▶ Exercise objective: Please return the lines of the data that contain "urgent".

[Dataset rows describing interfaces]

-- Opening Marker --

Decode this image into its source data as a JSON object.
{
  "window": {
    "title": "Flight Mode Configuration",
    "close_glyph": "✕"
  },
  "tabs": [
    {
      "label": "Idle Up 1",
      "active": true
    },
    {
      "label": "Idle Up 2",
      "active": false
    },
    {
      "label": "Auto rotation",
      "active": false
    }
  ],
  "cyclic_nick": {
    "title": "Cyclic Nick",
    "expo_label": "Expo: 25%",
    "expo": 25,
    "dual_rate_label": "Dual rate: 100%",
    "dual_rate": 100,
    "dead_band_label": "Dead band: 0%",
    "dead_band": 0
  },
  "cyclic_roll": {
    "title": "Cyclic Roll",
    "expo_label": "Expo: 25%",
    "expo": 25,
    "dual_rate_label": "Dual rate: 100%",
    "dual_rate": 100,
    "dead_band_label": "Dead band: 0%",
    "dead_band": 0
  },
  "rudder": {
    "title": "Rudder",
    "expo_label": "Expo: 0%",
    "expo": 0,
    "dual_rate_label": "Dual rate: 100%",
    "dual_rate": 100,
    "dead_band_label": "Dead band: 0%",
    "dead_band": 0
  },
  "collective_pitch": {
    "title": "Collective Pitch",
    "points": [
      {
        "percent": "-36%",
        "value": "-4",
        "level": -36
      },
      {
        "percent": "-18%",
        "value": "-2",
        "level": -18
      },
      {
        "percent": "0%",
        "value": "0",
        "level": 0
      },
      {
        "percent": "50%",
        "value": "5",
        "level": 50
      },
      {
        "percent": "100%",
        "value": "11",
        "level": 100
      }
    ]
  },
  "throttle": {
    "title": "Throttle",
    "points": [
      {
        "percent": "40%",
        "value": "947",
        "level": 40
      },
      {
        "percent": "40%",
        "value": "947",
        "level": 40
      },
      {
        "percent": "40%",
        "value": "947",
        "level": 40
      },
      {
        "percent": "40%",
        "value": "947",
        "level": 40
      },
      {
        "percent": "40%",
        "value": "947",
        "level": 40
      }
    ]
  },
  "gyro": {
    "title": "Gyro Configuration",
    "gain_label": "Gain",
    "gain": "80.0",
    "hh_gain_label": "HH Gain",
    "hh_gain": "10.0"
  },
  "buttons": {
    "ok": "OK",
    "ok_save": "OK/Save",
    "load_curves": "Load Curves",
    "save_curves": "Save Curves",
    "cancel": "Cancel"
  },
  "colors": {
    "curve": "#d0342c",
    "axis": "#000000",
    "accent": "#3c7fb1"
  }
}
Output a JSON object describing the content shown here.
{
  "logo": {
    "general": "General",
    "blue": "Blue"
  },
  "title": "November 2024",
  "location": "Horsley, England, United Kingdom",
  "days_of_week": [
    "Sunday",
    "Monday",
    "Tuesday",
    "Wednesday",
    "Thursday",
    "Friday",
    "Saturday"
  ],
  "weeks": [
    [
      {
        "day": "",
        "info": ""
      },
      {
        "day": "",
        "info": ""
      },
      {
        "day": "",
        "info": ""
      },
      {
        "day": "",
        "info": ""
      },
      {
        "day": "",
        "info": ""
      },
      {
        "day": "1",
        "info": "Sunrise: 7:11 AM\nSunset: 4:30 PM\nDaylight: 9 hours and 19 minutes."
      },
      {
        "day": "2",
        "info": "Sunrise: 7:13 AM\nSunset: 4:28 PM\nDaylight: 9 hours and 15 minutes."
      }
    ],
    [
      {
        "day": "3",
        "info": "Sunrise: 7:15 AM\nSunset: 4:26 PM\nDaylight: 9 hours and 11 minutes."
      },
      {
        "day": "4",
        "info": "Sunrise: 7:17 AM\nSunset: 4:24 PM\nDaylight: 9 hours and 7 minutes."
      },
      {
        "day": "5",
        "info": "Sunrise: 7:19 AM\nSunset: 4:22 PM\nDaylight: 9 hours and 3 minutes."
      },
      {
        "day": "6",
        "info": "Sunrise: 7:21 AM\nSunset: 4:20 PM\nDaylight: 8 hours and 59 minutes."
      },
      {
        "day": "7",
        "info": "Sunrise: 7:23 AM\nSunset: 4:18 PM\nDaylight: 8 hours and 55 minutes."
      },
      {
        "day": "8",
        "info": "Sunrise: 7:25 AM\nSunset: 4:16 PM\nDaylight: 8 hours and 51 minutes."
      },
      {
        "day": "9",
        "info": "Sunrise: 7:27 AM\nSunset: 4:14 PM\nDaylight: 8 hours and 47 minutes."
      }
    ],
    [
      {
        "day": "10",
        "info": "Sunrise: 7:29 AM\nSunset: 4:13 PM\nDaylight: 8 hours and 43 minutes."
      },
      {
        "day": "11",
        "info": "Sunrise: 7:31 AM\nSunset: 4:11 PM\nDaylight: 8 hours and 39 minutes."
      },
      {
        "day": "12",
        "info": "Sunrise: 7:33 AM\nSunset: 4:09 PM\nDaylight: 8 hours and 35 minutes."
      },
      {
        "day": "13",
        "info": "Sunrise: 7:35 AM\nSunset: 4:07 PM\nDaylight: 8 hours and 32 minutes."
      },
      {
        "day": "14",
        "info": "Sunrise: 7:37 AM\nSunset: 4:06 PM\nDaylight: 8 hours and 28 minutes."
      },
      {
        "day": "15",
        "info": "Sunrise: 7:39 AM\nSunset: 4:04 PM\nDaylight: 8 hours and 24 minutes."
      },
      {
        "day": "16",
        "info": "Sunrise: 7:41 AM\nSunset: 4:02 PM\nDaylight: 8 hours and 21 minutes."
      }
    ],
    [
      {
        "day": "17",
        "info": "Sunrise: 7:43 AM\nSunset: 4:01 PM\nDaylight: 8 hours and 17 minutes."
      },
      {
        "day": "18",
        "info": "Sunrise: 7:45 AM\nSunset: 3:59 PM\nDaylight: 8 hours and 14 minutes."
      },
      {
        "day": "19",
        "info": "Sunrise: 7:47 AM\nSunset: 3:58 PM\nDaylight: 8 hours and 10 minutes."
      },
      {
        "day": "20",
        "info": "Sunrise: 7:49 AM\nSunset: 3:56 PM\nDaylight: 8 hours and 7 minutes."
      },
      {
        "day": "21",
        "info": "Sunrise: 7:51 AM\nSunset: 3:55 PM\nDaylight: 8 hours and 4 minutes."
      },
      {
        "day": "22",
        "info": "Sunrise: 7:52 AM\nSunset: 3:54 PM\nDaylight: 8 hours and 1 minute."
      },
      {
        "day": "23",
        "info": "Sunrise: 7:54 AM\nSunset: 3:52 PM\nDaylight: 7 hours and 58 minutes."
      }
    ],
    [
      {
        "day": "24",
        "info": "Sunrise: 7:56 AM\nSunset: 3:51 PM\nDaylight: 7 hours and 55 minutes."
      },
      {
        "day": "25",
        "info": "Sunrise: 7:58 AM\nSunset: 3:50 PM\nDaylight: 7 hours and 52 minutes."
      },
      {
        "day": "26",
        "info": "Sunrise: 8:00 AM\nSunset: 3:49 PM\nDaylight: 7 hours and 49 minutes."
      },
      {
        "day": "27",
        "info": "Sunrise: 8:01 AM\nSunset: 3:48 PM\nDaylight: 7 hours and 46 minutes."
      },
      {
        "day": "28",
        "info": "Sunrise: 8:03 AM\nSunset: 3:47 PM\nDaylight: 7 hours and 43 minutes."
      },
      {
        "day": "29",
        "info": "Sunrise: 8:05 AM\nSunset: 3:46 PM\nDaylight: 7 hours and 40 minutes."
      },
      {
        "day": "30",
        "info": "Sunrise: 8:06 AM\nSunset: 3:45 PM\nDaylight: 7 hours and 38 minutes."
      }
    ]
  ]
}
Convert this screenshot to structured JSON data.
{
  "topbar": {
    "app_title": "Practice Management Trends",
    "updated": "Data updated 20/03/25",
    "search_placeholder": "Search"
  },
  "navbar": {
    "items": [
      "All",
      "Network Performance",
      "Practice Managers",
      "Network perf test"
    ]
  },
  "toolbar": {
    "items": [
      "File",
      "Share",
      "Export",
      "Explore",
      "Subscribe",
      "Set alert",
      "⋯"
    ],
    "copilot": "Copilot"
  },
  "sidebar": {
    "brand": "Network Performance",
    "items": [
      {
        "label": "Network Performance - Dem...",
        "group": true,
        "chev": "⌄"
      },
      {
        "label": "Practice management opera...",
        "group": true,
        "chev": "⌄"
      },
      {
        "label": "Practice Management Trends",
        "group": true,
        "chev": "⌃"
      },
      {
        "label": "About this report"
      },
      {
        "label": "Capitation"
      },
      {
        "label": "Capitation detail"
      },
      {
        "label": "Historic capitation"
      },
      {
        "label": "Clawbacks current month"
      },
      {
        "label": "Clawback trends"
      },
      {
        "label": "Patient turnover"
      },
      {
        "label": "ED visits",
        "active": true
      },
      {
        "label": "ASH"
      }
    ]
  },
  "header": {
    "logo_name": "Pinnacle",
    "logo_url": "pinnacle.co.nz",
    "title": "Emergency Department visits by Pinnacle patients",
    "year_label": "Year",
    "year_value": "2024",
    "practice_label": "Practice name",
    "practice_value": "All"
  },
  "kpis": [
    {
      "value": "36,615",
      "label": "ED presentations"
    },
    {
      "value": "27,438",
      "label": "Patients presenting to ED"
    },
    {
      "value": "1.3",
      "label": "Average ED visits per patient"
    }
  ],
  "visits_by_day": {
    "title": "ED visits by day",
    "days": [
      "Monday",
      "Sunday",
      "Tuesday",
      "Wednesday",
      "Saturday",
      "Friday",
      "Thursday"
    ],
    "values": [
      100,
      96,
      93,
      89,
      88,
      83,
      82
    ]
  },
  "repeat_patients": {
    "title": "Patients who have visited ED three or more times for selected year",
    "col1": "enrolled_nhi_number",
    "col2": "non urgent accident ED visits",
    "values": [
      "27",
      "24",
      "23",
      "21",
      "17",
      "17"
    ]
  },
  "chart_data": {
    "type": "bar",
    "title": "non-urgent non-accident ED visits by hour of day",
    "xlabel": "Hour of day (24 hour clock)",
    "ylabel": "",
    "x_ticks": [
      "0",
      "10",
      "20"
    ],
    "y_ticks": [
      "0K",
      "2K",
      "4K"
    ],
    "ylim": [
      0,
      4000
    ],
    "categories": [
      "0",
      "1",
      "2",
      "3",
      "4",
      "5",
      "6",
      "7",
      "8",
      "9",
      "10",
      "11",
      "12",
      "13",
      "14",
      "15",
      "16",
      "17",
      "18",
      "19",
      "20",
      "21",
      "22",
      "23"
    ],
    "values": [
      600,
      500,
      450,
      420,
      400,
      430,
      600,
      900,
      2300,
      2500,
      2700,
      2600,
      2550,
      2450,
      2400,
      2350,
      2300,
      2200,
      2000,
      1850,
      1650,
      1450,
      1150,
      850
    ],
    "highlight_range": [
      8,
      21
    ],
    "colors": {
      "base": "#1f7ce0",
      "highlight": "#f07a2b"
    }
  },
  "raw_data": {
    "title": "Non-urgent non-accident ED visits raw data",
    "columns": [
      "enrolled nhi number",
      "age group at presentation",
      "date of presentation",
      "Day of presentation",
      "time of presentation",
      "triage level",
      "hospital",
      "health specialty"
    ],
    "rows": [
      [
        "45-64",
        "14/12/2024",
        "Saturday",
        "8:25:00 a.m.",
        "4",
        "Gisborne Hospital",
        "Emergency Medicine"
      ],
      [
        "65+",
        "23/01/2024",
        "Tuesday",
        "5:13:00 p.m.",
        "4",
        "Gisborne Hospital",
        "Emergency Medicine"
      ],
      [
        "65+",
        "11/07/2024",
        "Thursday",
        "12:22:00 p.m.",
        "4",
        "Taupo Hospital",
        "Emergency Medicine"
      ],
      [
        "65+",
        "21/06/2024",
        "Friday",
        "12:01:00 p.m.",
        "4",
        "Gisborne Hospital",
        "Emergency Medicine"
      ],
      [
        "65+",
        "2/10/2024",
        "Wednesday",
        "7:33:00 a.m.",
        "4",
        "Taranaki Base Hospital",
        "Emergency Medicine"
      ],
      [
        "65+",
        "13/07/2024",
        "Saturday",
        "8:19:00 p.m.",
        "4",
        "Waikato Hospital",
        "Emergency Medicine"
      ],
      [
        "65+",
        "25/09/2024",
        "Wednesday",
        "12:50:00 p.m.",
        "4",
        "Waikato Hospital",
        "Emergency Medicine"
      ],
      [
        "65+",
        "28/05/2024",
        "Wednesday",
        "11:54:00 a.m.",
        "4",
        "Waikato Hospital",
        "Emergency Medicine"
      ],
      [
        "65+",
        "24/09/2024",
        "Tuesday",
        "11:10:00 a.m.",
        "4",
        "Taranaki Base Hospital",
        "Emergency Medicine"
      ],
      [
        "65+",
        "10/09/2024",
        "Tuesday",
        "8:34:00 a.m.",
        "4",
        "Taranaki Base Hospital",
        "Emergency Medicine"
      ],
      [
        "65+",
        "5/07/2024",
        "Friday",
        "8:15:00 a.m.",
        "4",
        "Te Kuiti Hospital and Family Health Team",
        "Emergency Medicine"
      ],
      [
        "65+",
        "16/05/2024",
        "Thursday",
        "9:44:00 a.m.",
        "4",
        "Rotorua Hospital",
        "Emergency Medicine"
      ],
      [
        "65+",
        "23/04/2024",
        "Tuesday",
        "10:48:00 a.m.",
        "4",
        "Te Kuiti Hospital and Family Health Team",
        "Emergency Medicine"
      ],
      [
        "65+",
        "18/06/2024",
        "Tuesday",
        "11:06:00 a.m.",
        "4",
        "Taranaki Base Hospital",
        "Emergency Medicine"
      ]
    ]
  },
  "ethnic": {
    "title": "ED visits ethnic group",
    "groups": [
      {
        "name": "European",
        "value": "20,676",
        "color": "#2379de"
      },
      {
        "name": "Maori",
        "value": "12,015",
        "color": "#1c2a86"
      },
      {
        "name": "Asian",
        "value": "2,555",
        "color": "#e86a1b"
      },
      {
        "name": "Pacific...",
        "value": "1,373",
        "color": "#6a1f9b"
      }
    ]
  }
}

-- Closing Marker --

▶ Solved problem:
    "col2": "non urgent accident ED visits",
    "title": "non-urgent non-accident ED visits by hour of day",
    "title": "Non-urgent non-accident ED visits raw data",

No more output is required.